## Excerpts from an interface dataset
○ ○ ○ ○ ○

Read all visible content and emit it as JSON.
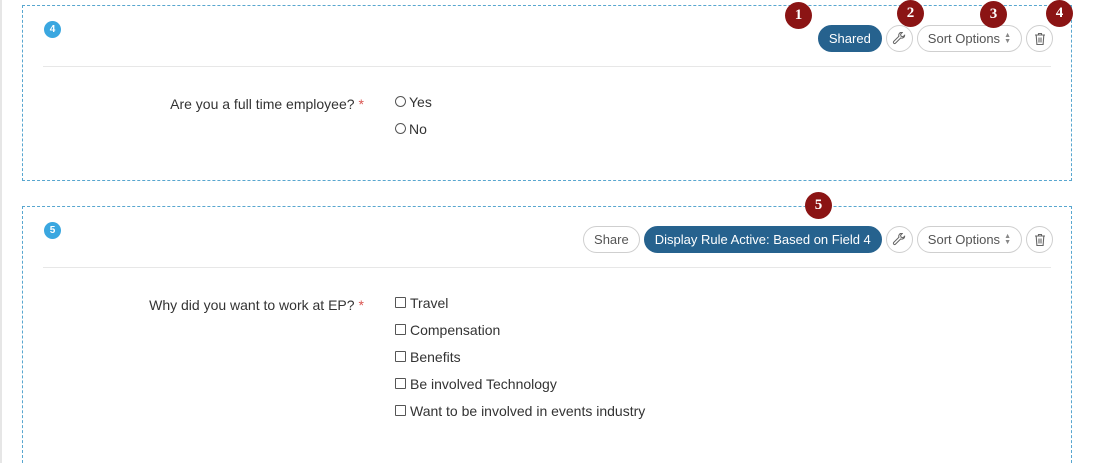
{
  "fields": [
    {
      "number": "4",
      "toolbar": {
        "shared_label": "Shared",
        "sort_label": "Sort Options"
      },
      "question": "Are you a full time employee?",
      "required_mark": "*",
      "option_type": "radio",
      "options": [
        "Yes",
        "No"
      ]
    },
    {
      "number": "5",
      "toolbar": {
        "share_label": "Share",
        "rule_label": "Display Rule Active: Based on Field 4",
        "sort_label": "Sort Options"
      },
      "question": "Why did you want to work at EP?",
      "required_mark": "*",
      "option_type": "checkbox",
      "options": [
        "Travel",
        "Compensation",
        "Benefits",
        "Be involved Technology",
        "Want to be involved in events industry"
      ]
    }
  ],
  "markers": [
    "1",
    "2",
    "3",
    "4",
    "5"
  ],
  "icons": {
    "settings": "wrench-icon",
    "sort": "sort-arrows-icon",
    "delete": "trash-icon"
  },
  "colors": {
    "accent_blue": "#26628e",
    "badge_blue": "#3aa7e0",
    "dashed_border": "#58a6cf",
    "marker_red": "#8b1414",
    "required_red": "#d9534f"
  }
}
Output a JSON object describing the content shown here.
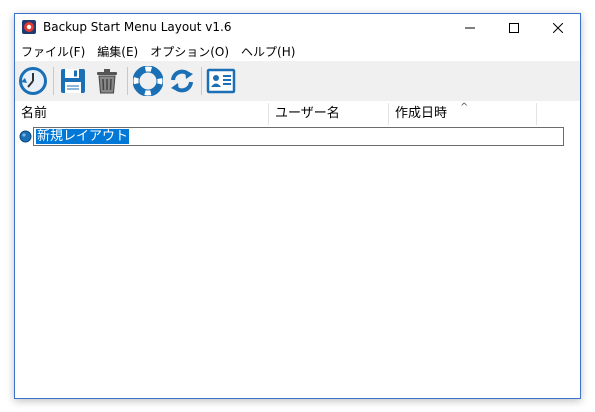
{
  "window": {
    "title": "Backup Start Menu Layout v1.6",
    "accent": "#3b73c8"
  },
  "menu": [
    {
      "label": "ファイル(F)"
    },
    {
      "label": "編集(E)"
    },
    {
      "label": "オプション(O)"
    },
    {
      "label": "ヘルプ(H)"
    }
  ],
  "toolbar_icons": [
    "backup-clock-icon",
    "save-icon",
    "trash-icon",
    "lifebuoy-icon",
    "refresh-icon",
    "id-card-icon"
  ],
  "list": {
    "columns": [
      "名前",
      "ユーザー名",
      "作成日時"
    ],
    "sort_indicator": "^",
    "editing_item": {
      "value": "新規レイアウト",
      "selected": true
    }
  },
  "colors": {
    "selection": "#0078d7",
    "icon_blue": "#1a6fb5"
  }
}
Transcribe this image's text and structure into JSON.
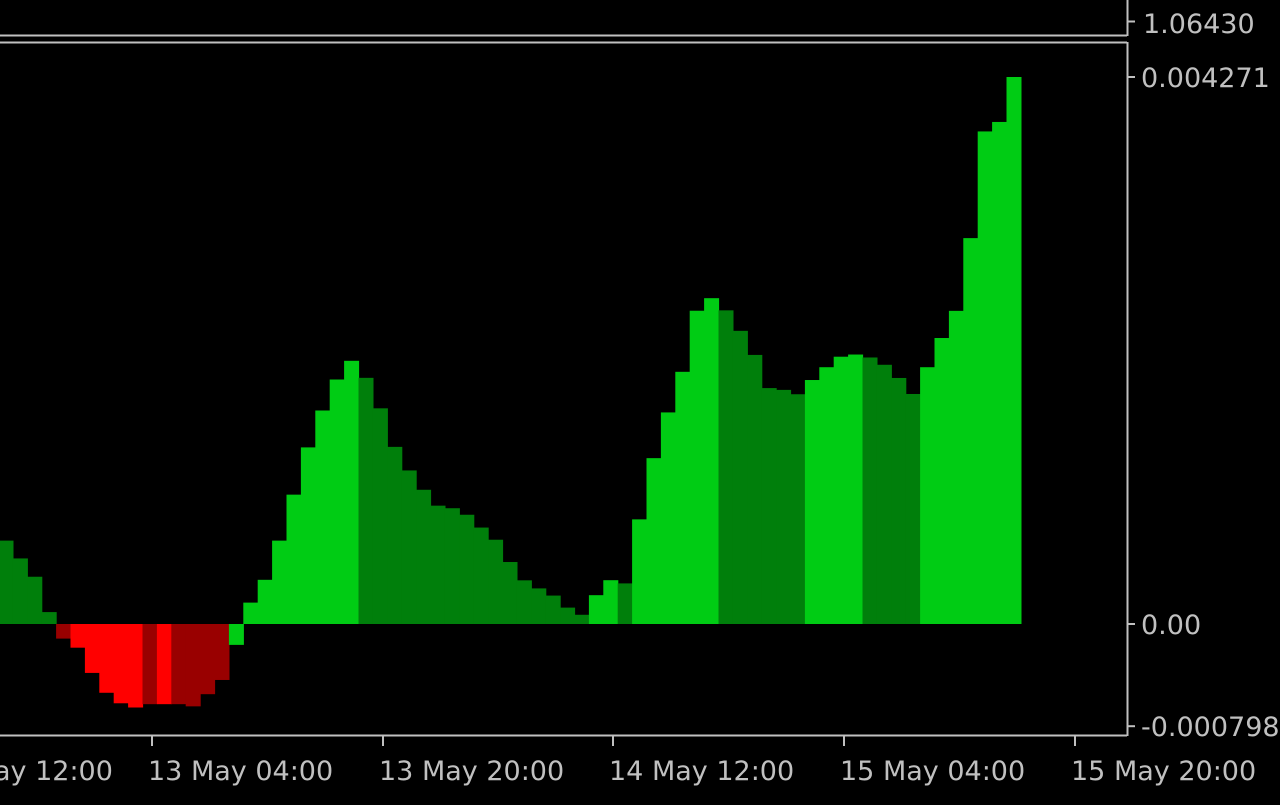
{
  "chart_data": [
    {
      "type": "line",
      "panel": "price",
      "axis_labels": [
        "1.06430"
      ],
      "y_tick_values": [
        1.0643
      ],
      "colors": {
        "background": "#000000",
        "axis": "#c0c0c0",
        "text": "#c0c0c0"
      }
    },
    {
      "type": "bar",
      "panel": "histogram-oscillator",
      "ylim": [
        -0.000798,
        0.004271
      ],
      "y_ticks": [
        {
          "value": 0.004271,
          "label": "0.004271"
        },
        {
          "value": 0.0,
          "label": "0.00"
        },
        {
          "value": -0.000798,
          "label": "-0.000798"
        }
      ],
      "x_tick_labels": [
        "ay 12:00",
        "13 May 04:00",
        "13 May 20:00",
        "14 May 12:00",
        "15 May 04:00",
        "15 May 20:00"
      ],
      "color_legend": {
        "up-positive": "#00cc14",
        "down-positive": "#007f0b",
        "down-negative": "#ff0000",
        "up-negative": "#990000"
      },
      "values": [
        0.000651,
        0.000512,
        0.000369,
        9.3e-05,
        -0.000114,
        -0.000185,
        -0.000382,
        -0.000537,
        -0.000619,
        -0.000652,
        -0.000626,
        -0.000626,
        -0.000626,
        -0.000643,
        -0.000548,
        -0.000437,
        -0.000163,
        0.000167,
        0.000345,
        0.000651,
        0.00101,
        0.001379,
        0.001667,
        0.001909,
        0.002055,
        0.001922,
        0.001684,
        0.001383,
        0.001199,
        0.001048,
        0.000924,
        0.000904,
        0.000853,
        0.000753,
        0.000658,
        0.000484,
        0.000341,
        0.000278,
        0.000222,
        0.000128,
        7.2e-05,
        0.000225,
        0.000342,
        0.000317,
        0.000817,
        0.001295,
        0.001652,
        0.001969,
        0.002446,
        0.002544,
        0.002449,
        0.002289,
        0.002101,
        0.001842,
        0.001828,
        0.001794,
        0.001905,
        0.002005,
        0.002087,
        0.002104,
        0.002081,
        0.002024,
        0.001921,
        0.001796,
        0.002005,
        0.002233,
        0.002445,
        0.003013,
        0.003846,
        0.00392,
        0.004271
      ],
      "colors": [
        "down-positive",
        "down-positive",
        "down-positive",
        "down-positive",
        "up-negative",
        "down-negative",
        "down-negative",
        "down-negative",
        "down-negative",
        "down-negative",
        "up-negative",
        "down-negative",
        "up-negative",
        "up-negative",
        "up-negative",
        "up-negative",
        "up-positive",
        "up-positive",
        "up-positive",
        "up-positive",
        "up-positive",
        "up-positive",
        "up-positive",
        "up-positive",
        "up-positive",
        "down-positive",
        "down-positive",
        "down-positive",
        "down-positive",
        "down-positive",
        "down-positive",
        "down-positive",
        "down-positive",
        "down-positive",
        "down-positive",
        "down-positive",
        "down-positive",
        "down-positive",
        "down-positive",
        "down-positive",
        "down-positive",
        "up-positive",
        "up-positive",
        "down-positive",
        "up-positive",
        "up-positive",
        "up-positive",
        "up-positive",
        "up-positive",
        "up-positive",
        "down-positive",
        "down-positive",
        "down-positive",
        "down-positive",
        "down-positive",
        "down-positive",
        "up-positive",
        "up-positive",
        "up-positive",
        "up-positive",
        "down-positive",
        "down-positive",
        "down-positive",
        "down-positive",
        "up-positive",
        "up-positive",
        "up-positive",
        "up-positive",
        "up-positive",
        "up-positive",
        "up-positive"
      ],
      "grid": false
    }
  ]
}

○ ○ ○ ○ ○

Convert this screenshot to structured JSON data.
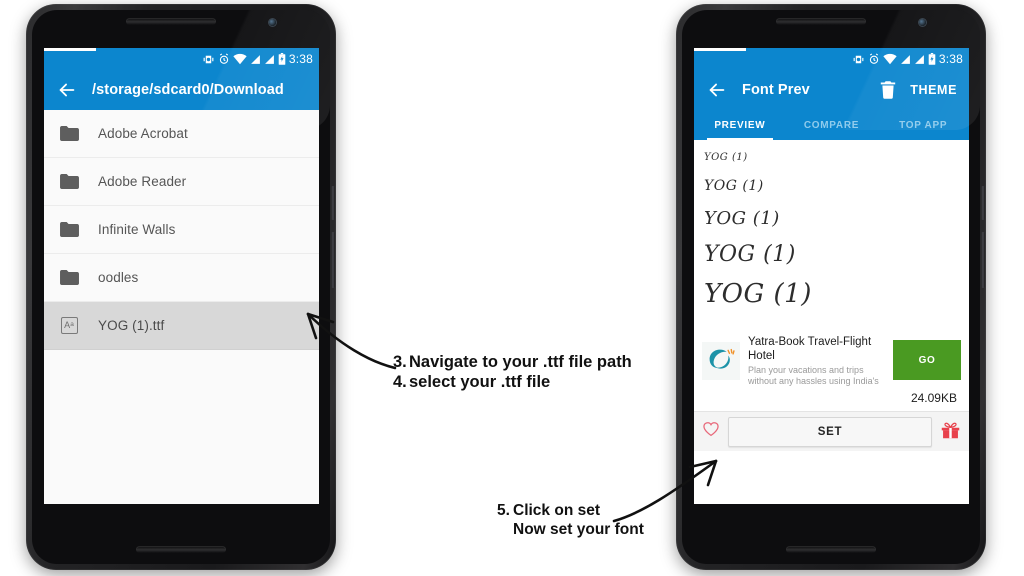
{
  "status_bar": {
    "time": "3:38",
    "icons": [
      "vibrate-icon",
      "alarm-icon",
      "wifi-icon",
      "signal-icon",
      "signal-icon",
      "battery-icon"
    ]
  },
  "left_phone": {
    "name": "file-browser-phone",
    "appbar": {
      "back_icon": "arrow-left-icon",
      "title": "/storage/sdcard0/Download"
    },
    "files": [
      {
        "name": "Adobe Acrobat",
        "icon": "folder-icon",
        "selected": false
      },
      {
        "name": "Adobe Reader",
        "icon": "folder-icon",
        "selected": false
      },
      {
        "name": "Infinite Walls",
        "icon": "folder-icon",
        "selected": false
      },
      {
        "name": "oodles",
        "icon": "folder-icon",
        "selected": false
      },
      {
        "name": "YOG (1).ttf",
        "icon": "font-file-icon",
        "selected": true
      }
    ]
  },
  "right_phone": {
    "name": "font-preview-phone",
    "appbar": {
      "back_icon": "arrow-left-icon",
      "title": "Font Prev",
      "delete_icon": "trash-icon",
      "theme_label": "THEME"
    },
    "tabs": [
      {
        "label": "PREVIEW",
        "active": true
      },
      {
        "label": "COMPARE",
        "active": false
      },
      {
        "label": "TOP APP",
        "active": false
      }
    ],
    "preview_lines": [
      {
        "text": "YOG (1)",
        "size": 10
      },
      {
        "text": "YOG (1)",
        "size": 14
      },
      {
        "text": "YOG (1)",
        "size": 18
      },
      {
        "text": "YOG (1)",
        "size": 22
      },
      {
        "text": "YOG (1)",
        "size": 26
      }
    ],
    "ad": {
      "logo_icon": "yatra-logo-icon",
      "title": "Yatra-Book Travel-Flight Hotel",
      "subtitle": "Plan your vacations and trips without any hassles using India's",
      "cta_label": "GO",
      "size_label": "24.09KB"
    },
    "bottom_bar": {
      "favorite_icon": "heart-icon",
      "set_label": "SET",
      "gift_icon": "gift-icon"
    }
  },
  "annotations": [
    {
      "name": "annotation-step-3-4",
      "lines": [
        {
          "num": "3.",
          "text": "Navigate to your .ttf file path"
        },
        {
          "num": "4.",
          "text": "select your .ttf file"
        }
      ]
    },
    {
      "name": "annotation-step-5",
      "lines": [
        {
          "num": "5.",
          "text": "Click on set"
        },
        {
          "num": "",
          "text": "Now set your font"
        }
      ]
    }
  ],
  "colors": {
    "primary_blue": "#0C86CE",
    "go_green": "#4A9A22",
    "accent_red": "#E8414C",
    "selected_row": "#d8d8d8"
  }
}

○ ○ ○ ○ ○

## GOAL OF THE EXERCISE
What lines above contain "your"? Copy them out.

## RESULT
      "subtitle": "Plan your vacations and trips without any hassles using India's",
          "text": "Navigate to your .ttf file path"
          "text": "select your .ttf file"
          "text": "Now set your font"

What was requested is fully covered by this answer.